"There’s plenty of mention of the collapse of Building 7 in the NIST Final Report on the Collapse of World Trade Center Building 7. That’s the actual scientific paper coming from the government on this matter.
Furthermore, the 9/11 Commission Report was about how the attacks took place and the official response to these attacks. Building 7 fell seven hours after WTC 1. Why should the 9/11 Commission Report have mentioned this event? So again, who cares?"
Quite a lot of people care about this and other related issues Mr. Nobles.
The Commission Report was not an engineering report, but they didn't know that fire was the official explanation for its collapse yet. Again, it goes back to assuming that fire brought the building down, which fire has never done before.
The New York Times characterized as “perhaps the deepest mystery in the investigation,” a FEMA-report appendix about a steel specimen recovered from Building 7, rather like Swiss cheese, a product of extraordinarily high temperatures.

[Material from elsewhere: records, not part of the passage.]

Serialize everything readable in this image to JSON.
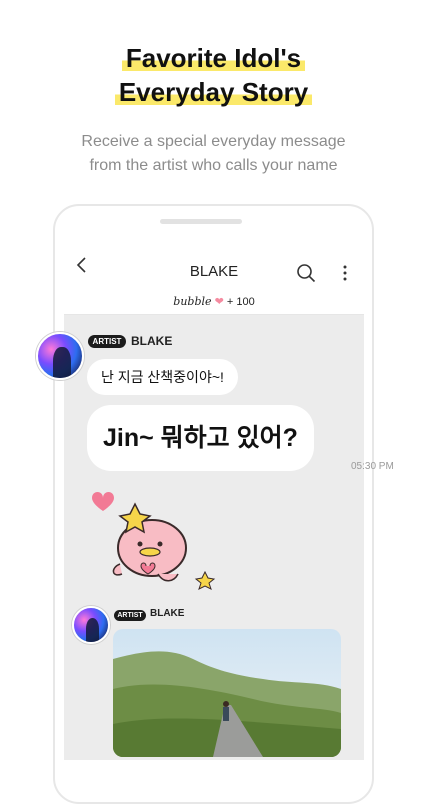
{
  "headline": {
    "line1": "Favorite Idol's",
    "line2": "Everyday Story"
  },
  "subtitle": {
    "line1": "Receive a special everyday message",
    "line2": "from the artist who calls your name"
  },
  "chat": {
    "title": "BLAKE",
    "bubble_brand": "bubble",
    "bubble_count": "+ 100",
    "sender1": {
      "badge": "ARTIST",
      "name": "BLAKE"
    },
    "message1": "난 지금 산책중이야~!",
    "message2": "Jin~ 뭐하고 있어?",
    "time": "05:30 PM",
    "sender2": {
      "badge": "ARTIST",
      "name": "BLAKE"
    }
  },
  "colors": {
    "highlight": "#fbe96a",
    "heart": "#f27a95",
    "screen_bg": "#ececec"
  }
}
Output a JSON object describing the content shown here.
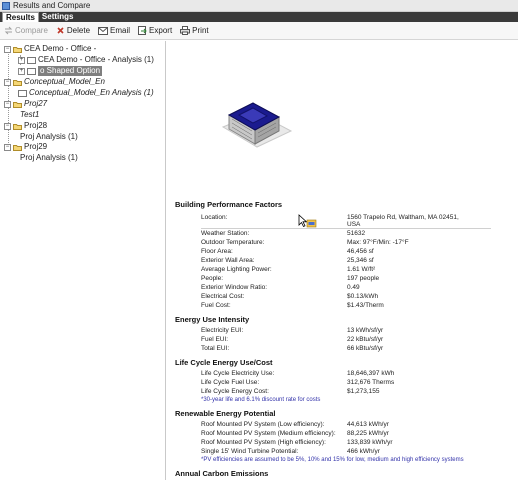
{
  "window": {
    "title": "Results and Compare"
  },
  "tabs": [
    {
      "label": "Results"
    },
    {
      "label": "Settings"
    }
  ],
  "toolbar": {
    "compare": "Compare",
    "delete": "Delete",
    "email": "Email",
    "export": "Export",
    "print": "Print"
  },
  "tree": {
    "items": [
      {
        "label": "CEA Demo - Office -"
      },
      {
        "label": "CEA Demo - Office - Analysis (1)"
      },
      {
        "label": "o Shaped Option"
      },
      {
        "label": "Conceptual_Model_En"
      },
      {
        "label": "Conceptual_Model_En Analysis (1)"
      },
      {
        "label": "Proj27"
      },
      {
        "label": "Test1"
      },
      {
        "label": "Proj28"
      },
      {
        "label": "Proj Analysis (1)"
      },
      {
        "label": "Proj29"
      },
      {
        "label": "Proj Analysis (1)"
      }
    ]
  },
  "report": {
    "bpf": {
      "title": "Building Performance Factors",
      "rows": [
        {
          "label": "Location:",
          "value": "1560 Trapelo Rd, Waltham, MA 02451,"
        },
        {
          "label": "Weather Station:",
          "value": "51632"
        },
        {
          "label": "Outdoor Temperature:",
          "value": "Max: 97°F/Min: -17°F"
        },
        {
          "label": "Floor Area:",
          "value": "46,456 sf"
        },
        {
          "label": "Exterior Wall Area:",
          "value": "25,346 sf"
        },
        {
          "label": "Average Lighting Power:",
          "value": "1.61 W/ft²"
        },
        {
          "label": "People:",
          "value": "197 people"
        },
        {
          "label": "Exterior Window Ratio:",
          "value": "0.49"
        },
        {
          "label": "Electrical Cost:",
          "value": "$0.13/kWh"
        },
        {
          "label": "Fuel Cost:",
          "value": "$1.43/Therm"
        }
      ],
      "location_line2": "USA"
    },
    "eui": {
      "title": "Energy Use Intensity",
      "rows": [
        {
          "label": "Electricity EUI:",
          "value": "13 kWh/sf/yr"
        },
        {
          "label": "Fuel EUI:",
          "value": "22 kBtu/sf/yr"
        },
        {
          "label": "Total EUI:",
          "value": "66 kBtu/sf/yr"
        }
      ]
    },
    "lce": {
      "title": "Life Cycle Energy Use/Cost",
      "rows": [
        {
          "label": "Life Cycle Electricity Use:",
          "value": "18,646,397 kWh"
        },
        {
          "label": "Life Cycle Fuel Use:",
          "value": "312,676 Therms"
        },
        {
          "label": "Life Cycle Energy Cost:",
          "value": "$1,273,155"
        }
      ],
      "note": "*30-year life and 6.1% discount rate for costs"
    },
    "rep": {
      "title": "Renewable Energy Potential",
      "rows": [
        {
          "label": "Roof Mounted PV System (Low efficiency):",
          "value": "44,613 kWh/yr"
        },
        {
          "label": "Roof Mounted PV System (Medium efficiency):",
          "value": "88,225 kWh/yr"
        },
        {
          "label": "Roof Mounted PV System (High efficiency):",
          "value": "133,839 kWh/yr"
        },
        {
          "label": "Single 15' Wind Turbine Potential:",
          "value": "466 kWh/yr"
        }
      ],
      "note": "*PV efficiencies are assumed to be 5%, 10% and 15% for low, medium and high efficiency systems"
    },
    "ace": {
      "title": "Annual Carbon Emissions"
    }
  },
  "colors": {
    "tabbar": "#3a3a3a",
    "selection": "#7f7f7f",
    "note": "#3333aa",
    "building": "#1b1b8f"
  }
}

"And that mystery has been solved. The specimen is currently at the Worchester Polytechnic Institute. The scientists there have examined the specimen. Its corrosion is due to a eutectic mixture. As the Wikipedia article makes clear, when you hear the term “eutectic” you begin to think “lower temperatures than normal for physical changes,” because that’s what eutectic systems do."
I think this was well addressed in the previous post on the topic.
No mention in the NIST Building 7 Final Report of this mysterious steel specimen.
"There was no way to ascertain where in the building the piece had come from, if it had come from Building 7 at all. NIST had all the specifications for the steel that was used in building WTC 7, and used that extensive documentation to calibrate its computer modeling. Others have studied the actual piece and are on record as saying the damage suffered by this piece was not a factor in the fall of the building."
Actually, it was confirmed that the steel came from Building 7, because Jonathan Barnett pointed out that "They didn't use this particular type of steel in Towers 1 or Towers 2, so that's why we know its pedigree." NIST completely failed to address this steel at all, along with any other actual steel from Building 7.
Mr. Nobles closes with the following:
"Mr. Deets would do best to find another hobby for his retirement years."
Mr. Nobles would do best to find something better to do than try to outwit a NASA engineer.